=== Begin Enclosure ===

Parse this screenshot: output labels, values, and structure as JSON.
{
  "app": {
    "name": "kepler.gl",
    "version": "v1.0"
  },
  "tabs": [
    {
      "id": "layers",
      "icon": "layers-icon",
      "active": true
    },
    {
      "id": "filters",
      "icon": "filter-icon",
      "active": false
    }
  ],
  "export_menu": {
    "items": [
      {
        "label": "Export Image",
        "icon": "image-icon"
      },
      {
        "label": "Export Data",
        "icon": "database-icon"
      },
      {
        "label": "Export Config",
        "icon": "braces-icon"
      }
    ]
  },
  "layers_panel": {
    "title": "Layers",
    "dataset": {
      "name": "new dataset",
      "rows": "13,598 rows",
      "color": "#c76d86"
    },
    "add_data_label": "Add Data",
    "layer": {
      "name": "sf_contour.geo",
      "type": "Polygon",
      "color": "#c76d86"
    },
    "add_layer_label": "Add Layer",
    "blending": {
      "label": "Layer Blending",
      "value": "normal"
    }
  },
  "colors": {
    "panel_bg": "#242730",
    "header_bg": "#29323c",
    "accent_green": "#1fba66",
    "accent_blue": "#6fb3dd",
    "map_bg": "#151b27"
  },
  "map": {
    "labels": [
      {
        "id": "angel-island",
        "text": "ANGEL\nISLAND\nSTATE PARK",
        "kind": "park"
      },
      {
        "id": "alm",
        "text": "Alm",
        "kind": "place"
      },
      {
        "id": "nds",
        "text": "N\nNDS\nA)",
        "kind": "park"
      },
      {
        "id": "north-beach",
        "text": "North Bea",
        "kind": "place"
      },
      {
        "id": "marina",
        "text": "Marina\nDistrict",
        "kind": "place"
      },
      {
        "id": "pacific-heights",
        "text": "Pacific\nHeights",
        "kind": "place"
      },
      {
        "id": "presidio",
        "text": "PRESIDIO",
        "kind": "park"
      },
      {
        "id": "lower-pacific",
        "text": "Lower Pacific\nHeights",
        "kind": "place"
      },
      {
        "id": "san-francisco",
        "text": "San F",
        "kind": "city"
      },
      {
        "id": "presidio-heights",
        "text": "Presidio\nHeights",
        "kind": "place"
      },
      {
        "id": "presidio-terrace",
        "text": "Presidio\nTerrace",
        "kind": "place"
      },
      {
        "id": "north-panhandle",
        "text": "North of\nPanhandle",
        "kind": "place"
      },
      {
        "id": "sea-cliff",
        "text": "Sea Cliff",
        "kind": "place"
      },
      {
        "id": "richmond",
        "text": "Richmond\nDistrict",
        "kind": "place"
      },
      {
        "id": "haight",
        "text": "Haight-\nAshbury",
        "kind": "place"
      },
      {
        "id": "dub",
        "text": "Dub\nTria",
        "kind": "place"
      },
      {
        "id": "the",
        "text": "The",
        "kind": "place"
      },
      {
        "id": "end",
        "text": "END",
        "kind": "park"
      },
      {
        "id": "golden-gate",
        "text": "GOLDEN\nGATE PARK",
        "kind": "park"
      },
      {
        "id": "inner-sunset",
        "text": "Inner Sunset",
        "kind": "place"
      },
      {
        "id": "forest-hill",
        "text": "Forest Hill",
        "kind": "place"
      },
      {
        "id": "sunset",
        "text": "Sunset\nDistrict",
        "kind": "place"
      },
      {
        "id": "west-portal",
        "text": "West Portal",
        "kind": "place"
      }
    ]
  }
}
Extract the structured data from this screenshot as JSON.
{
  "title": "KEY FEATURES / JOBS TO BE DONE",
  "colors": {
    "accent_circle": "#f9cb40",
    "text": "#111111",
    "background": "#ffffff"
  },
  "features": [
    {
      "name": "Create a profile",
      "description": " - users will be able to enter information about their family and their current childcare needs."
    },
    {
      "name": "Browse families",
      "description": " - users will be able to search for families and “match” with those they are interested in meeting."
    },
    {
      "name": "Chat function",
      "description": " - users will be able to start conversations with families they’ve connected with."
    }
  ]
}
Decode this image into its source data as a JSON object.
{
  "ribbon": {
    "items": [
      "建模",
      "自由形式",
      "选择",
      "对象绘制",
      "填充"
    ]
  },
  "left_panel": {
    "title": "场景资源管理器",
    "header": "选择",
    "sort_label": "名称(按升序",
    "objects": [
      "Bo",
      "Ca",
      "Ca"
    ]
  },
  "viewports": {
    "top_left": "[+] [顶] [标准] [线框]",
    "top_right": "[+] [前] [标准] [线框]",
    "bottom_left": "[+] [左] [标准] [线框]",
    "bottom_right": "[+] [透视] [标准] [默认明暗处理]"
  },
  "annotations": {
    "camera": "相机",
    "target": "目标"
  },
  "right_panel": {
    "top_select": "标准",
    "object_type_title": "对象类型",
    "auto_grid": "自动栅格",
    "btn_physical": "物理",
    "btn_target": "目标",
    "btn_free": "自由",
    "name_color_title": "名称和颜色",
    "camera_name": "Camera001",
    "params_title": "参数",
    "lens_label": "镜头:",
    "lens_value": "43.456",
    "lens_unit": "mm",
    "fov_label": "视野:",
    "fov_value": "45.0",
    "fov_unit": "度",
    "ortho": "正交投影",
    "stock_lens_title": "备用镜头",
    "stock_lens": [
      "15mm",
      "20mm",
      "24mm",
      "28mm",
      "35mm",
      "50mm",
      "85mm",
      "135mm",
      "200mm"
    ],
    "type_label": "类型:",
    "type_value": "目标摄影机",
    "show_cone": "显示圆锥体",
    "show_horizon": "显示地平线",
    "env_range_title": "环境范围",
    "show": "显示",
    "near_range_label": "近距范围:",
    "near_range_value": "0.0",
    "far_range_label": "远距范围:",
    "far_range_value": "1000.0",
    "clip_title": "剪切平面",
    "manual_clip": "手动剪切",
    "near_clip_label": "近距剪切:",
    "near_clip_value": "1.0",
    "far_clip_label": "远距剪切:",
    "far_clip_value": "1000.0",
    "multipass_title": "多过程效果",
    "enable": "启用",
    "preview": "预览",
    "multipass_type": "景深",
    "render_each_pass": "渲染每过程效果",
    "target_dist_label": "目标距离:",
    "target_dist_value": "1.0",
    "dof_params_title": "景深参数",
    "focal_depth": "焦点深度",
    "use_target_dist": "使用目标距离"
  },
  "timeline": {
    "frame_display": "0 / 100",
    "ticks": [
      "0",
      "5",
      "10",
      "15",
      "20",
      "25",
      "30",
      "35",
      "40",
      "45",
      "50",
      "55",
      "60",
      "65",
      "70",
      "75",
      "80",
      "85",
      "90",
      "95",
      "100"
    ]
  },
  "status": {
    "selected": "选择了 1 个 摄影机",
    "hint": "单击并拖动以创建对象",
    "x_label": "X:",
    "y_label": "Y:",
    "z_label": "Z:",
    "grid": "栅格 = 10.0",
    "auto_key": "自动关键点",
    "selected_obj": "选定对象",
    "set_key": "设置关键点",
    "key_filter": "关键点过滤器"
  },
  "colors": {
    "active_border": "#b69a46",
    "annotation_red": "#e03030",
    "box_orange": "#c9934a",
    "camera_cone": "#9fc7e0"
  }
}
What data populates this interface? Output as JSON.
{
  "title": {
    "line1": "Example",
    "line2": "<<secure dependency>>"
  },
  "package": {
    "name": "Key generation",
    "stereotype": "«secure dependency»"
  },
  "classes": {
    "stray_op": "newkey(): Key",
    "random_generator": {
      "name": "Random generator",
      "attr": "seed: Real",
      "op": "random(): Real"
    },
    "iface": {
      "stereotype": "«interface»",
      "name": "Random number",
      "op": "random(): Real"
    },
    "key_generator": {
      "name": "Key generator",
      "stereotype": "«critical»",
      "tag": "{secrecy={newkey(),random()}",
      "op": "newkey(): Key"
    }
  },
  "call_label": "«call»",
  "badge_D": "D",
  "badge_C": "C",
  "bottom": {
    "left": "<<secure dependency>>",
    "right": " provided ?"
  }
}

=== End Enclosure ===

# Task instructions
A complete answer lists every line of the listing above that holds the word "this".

# Task response
Parse this screenshot: output labels, values, and structure as JSON.
Extract the structured data from this screenshot as JSON.
Decode this image into its source data as a JSON object.
What data populates this interface? Output as JSON.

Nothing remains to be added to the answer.